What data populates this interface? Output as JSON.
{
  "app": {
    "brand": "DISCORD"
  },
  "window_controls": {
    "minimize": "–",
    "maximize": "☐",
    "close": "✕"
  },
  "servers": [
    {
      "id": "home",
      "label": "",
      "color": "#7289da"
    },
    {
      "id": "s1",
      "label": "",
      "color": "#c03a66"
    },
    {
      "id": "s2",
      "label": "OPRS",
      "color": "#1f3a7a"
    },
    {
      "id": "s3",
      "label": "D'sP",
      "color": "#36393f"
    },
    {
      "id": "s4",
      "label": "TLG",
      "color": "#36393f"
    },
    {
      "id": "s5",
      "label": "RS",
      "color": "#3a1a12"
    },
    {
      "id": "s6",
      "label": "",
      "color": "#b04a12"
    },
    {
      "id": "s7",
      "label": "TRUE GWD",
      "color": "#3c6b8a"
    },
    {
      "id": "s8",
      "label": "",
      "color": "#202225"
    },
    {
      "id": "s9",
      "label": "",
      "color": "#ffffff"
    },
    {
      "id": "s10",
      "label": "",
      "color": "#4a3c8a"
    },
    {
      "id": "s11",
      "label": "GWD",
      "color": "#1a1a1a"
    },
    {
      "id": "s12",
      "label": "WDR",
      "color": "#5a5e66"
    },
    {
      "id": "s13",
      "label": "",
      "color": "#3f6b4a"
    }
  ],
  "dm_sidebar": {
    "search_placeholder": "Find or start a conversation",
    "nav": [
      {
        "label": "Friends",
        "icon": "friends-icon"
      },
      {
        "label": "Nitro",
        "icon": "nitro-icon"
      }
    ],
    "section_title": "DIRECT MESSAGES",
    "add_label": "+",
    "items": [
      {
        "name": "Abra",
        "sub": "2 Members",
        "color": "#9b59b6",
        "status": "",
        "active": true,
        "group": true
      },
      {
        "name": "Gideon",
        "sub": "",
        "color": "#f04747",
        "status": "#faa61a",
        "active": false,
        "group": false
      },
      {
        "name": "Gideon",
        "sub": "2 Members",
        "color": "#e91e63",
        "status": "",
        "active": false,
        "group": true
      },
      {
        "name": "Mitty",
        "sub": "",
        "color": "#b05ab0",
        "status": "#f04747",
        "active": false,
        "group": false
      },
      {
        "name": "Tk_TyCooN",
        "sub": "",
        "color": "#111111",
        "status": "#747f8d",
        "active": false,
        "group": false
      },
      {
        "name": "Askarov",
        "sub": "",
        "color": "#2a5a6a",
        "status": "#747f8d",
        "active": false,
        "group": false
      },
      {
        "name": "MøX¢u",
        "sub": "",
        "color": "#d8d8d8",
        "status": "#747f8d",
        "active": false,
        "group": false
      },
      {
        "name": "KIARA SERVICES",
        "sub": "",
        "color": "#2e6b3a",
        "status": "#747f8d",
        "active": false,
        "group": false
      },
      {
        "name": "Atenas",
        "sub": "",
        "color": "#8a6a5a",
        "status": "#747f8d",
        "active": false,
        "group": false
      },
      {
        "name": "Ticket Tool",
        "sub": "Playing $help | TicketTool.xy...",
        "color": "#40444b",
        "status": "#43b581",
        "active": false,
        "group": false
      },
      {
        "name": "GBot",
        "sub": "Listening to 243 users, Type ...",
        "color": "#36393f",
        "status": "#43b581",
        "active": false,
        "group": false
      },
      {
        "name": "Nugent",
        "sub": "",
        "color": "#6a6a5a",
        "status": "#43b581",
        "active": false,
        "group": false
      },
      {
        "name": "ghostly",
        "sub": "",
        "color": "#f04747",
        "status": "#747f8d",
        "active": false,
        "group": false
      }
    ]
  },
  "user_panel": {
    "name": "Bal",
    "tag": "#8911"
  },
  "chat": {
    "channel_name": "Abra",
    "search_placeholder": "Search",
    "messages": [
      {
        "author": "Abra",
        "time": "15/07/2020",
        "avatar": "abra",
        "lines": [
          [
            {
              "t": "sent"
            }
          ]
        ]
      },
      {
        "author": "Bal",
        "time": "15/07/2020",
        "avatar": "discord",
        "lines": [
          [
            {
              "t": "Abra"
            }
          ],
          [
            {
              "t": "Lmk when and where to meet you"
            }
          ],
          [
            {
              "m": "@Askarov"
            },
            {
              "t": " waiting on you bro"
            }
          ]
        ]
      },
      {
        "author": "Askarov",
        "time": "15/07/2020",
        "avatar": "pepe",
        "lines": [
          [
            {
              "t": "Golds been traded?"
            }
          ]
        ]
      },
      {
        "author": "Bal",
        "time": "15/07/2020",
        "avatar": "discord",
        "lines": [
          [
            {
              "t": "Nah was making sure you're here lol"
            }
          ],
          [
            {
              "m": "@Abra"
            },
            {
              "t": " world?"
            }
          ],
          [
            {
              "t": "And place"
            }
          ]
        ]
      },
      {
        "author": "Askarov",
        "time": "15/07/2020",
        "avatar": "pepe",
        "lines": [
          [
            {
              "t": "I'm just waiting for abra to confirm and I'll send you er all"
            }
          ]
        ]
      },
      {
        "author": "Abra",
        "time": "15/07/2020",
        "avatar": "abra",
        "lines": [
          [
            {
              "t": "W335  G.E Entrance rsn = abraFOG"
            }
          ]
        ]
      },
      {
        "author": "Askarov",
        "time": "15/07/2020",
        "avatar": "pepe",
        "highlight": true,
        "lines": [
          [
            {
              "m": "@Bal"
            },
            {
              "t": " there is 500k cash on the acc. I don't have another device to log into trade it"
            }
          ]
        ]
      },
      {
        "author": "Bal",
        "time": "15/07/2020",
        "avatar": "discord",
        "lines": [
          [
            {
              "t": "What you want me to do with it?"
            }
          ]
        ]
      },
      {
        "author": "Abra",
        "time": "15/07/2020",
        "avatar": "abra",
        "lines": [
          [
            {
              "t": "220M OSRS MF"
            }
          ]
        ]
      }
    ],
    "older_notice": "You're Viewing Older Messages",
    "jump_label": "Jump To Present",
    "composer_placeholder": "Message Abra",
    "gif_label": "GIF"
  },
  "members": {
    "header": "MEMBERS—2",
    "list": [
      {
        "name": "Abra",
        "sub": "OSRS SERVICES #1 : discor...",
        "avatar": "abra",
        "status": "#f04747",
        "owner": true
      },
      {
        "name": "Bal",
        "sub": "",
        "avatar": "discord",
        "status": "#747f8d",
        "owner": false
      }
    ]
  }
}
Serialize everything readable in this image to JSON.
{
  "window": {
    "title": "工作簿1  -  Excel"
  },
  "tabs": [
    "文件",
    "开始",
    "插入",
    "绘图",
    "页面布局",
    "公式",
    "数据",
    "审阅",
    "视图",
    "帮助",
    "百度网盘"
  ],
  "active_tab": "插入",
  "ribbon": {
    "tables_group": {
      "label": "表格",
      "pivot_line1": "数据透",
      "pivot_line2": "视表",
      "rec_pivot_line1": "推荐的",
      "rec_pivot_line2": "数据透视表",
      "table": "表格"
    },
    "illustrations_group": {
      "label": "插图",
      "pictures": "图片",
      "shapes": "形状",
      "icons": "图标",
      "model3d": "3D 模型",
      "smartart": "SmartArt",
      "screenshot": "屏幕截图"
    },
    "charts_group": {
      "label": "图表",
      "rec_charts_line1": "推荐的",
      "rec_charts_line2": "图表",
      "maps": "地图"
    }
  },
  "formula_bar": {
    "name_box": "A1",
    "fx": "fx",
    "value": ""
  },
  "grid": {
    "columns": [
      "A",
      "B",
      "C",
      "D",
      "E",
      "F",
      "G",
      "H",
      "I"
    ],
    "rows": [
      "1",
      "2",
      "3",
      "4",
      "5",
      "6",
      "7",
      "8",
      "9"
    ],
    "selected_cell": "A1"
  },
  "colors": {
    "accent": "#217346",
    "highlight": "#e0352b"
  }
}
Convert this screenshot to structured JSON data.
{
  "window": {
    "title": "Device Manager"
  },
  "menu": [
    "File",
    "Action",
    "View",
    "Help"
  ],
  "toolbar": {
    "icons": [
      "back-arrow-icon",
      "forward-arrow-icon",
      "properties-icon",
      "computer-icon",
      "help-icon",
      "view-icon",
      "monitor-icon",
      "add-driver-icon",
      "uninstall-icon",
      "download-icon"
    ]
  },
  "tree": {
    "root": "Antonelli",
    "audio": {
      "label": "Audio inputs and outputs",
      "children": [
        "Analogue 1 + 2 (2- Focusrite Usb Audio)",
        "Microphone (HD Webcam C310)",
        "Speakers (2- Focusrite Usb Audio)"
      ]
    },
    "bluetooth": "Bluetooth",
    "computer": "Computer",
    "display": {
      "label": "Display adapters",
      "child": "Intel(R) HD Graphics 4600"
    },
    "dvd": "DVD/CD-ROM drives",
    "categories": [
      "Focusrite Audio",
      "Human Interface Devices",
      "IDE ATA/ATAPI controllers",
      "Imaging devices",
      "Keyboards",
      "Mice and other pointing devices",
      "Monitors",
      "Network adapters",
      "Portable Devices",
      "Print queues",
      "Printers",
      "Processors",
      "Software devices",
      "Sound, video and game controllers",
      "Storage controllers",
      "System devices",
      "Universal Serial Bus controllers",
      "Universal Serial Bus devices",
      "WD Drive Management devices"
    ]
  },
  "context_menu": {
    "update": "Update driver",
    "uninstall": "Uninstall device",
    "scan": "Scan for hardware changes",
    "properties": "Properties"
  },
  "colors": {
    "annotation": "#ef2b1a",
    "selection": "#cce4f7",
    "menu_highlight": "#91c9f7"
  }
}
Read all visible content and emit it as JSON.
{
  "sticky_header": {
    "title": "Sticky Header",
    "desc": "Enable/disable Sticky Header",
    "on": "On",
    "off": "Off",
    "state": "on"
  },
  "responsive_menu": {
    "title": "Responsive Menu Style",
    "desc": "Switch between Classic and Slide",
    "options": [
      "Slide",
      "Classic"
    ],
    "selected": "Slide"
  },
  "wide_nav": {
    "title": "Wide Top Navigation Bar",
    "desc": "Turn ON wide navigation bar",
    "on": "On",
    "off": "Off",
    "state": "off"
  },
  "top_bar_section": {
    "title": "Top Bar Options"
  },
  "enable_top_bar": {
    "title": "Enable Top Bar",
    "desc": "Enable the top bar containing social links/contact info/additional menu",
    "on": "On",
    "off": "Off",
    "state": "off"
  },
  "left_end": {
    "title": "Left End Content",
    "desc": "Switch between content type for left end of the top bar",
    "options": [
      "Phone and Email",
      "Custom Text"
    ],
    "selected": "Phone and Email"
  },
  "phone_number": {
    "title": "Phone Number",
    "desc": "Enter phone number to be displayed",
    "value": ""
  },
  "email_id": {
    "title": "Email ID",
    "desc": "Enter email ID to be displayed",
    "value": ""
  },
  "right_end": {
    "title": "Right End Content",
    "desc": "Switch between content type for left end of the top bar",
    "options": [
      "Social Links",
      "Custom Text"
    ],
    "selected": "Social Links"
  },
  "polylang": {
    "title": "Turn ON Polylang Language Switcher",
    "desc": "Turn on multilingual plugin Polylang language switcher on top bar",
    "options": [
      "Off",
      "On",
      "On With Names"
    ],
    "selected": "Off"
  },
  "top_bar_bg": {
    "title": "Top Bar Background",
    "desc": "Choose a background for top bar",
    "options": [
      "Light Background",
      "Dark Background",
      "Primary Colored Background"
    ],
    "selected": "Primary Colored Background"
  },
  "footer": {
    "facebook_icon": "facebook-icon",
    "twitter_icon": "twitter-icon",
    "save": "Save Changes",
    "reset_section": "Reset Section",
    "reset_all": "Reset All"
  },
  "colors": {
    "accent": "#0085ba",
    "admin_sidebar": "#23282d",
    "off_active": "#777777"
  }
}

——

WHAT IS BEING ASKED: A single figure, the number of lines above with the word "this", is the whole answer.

ANSWER SECTION: 3